However, the first stretch maintains the mood with small craftsmen's' workshops, offering tailoring, a gargoyle-laden goldsmith and little watch repair shops.
On the left are two rather dodgy-looking bars, at Dob utca 70 the one-room cramped Talléros bar where five stools all face away from the door and stare at the shelves of pálinka. Further along, but also sharing number 70 is the Postakürt étterem, from where a stream of bleary-eyed customers totter out into the bright mid-day sunshine.
Over the road, an eye-catching group of István I and historical figures guard the entrance to the giant post office on the corner of Hársfa utca.
Gábor Boda's statues bearing more than a passing resemblance to mustachioed Aztec warriors. Next door, a philatelist's dream, since Magyar Posta produces the most beautiful stamps in the world, can be found at the Stamp Museum.
The Transport, Communications and Water Ministry building, an ugly concrete and glass mess takes up space next door, before you reach the much more eye-pleasing junior school at Dob utca 83.

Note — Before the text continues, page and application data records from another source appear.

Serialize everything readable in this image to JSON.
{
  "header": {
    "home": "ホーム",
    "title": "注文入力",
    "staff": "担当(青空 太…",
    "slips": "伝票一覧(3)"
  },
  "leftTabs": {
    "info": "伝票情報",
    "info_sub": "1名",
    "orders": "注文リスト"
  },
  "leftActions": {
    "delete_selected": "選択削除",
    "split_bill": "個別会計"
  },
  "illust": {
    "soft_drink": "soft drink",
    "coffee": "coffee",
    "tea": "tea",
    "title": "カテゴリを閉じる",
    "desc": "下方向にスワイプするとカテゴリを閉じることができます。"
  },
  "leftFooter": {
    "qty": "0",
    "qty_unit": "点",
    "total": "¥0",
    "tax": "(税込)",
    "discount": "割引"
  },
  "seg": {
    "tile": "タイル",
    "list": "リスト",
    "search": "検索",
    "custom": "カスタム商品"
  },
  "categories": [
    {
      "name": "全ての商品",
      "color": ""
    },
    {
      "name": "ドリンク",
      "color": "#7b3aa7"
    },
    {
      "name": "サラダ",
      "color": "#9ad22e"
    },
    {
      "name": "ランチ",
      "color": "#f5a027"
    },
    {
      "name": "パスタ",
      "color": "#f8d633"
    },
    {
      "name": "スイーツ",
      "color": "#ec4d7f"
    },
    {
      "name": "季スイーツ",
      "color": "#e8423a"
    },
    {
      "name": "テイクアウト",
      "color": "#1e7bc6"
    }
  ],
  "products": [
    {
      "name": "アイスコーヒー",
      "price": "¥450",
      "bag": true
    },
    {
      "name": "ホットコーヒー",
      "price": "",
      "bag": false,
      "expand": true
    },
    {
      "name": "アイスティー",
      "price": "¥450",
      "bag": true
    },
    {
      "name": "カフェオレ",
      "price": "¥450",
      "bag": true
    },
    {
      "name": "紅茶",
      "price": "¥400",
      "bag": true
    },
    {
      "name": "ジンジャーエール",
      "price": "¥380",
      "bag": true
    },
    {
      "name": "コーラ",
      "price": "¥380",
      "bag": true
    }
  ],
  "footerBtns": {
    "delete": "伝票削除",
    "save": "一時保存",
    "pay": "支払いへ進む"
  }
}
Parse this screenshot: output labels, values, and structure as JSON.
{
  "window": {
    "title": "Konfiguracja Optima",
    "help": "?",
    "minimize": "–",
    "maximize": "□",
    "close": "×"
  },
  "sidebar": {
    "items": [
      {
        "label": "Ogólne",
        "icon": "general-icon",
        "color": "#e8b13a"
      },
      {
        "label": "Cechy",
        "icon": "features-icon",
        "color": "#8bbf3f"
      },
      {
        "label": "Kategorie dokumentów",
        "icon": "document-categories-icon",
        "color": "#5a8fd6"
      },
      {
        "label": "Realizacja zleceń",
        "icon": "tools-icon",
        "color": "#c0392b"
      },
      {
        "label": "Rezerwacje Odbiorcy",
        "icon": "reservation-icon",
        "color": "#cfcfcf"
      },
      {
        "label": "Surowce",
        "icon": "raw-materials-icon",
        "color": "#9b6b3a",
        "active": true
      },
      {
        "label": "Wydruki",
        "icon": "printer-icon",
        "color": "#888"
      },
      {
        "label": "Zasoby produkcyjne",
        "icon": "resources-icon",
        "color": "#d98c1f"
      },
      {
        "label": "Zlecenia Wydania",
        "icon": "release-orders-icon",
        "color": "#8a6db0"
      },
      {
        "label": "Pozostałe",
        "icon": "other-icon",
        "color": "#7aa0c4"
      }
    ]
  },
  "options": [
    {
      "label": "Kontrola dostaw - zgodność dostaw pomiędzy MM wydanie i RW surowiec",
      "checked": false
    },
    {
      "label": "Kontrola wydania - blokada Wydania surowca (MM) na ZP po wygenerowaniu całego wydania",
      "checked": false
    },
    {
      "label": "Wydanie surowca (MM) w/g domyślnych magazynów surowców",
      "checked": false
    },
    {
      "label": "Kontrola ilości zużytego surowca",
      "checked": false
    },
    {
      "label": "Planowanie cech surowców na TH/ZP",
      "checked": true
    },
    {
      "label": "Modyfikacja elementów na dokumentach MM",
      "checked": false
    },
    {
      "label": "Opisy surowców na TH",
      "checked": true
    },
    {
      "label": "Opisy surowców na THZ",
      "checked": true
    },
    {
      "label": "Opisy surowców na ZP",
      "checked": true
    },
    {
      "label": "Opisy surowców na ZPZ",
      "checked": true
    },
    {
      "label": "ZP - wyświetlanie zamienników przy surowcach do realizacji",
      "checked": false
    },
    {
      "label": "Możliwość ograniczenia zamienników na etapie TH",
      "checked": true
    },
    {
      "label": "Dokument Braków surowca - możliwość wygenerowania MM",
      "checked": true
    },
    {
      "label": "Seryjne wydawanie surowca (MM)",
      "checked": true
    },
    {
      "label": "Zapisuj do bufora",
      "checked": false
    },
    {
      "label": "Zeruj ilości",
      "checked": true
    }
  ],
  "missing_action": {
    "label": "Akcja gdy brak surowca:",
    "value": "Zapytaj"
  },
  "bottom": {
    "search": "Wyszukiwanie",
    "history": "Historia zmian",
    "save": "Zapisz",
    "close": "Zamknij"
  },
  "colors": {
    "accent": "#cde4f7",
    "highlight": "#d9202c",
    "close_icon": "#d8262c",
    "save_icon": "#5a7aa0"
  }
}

The Art Nouveau building has a very colorful turn-of-the-century mosaic frieze by Ármin Hegedus showing children learning and frolicking.
Over the road, at Dob utca 80, the chemist's has original furnishings, including beautiful lamps.
Along this stretch, it is worth risking the wrath of a thousand néni's to peer inside a few doorways and see the hidden life of Pest, continuing in beautiful sunlit, leafy courtyards.
Children play football, harassed housewives beat carpets over specially-designed wooden racks and grannies watch the action from balconies high above. Dob utca 82 courtyard is particularly attractive.
As Dob utca progresses, it crosses Vörösmarty utca, Izabella utca and Rózsa utca, all streets which also cross the grand Andrássy út.
We are now running parallel with the elegant nobleman's street, however downtrodden Dob utca with all its dirt and dust seems to represent the real Pest much more pungently.
Looking left down Rózsa utca you can even see all the way to the hills of Óbuda. Hármashatárhegy appears as a distant mirage, shimmering in the heat and the dusty town centre and countryside are inextricably linked.
Eri néni's non-stop supermarket is at Dob utca 100. "The social level is the same the whole length of Dob utca. I had a non-stop at number 61 and the customers were just the same," she claims, after working here for a year and a half.
But, passing the Hearing Aid repair shop at Dob utca 85, life gets distinctly calmer.
The Erzsébet district Gypsy minority local government offices are located in a quiet courtyard at number 107.
Dob utca finally comes to an abrupt end when it meets Rottenbiller utca running at right angles.
On the left is Holmi Design and on the right, the central laboratories, botanical and zoological departments of the Veterinary University, and in just under a mile, we have completed a journey through Pest's history, culture and cuisine.